18 January 2018 News
The toll of violence against rural workers, peasants and all those defending human rights, the struggle for land and the rights of indigenous peoples in Brazil continues to rise. On January 9, rural worker and land reform militant Valdemir Resplandes was murdered by gunmen in Anapu, the city in the state of Pará where American activist nun Dorothy Stang was murdered in 2005.
Brazil’s bancada ruralista, the powerful agribusiness lobby whose votes in Congress help sustain President Temer, has aggressively pursued its agenda aimed at rolling back land rights and legal protections for small farmers and indigenous communities to feed their expanding appetites.

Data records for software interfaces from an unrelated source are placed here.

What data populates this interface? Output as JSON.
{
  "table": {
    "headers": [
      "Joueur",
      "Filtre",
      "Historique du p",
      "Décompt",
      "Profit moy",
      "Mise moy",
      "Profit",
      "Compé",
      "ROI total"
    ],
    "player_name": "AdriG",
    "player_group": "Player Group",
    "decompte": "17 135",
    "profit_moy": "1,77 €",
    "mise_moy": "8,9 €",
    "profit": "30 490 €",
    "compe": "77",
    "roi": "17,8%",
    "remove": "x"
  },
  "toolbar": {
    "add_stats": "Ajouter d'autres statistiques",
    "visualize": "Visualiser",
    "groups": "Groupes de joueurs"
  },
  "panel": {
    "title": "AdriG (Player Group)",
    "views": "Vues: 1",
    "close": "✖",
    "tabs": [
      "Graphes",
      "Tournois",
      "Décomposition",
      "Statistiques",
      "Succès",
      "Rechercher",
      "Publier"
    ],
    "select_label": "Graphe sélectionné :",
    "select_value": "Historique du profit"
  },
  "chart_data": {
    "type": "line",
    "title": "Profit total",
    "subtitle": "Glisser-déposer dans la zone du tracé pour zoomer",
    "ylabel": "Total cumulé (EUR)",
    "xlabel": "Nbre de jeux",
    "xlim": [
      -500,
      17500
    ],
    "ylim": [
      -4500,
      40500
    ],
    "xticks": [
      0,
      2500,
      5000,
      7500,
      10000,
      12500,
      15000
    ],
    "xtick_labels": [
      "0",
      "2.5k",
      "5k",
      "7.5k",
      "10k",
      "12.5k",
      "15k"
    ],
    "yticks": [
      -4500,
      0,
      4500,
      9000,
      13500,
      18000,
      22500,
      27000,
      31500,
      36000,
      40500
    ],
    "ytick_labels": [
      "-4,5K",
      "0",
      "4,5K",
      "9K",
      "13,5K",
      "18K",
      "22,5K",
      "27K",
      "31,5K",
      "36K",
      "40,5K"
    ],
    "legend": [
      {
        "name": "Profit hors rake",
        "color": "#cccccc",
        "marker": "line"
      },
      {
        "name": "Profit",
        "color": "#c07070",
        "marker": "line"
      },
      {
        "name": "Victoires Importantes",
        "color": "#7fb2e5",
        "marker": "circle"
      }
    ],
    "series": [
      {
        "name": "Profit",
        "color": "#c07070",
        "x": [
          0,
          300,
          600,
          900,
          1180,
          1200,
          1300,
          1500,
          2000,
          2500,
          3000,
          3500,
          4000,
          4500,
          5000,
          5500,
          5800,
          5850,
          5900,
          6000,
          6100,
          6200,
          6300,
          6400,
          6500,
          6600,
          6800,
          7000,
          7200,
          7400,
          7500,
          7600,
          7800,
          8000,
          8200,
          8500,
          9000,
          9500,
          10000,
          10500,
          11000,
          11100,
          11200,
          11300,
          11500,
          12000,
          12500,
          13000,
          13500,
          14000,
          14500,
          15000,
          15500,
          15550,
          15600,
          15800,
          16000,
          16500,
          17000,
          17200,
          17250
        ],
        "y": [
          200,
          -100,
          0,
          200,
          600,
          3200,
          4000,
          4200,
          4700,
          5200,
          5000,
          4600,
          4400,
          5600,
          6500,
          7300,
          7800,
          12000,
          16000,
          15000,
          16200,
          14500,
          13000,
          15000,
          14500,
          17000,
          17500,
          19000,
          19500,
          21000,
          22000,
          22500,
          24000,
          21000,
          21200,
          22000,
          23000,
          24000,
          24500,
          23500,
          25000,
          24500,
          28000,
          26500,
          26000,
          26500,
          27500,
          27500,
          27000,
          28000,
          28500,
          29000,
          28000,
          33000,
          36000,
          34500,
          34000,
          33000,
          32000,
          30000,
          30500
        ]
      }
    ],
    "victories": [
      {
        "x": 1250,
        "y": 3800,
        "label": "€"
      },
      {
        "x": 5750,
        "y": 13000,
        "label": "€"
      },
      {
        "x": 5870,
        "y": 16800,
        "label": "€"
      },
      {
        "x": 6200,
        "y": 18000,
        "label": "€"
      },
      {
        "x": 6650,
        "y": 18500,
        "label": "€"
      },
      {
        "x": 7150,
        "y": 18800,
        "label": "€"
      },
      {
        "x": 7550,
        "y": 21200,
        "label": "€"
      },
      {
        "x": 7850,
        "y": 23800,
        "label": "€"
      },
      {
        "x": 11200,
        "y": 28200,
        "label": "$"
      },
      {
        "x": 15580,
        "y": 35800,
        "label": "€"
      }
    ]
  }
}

Impunity protects the perpetrators of violence.
In September 2017, following the murders of Terezinha Rios Pedrosa and her husband Aloísio da Silva Lara, rural worker, peasant and cooperative leaders in the state of Mato Grosso, the IUF Latin American regional secretariat addressed a letter to the Brazilian authorities, asking how long union and peasant leaders and those defending the environment would continue to be murdered with impunity. There was no reply.

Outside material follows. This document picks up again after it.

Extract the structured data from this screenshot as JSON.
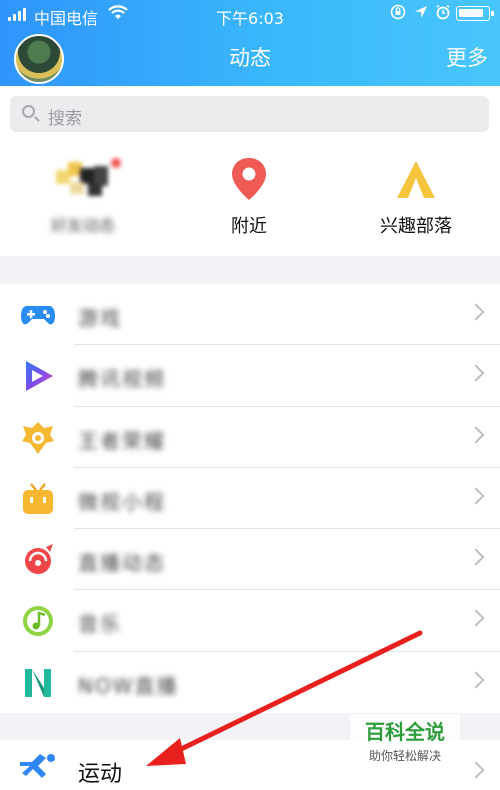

By the end of October 2017, the Catholic Church’s Pastoral Land Commission had already recorded 63 targeted rural assassinations – higher than any year since 2003.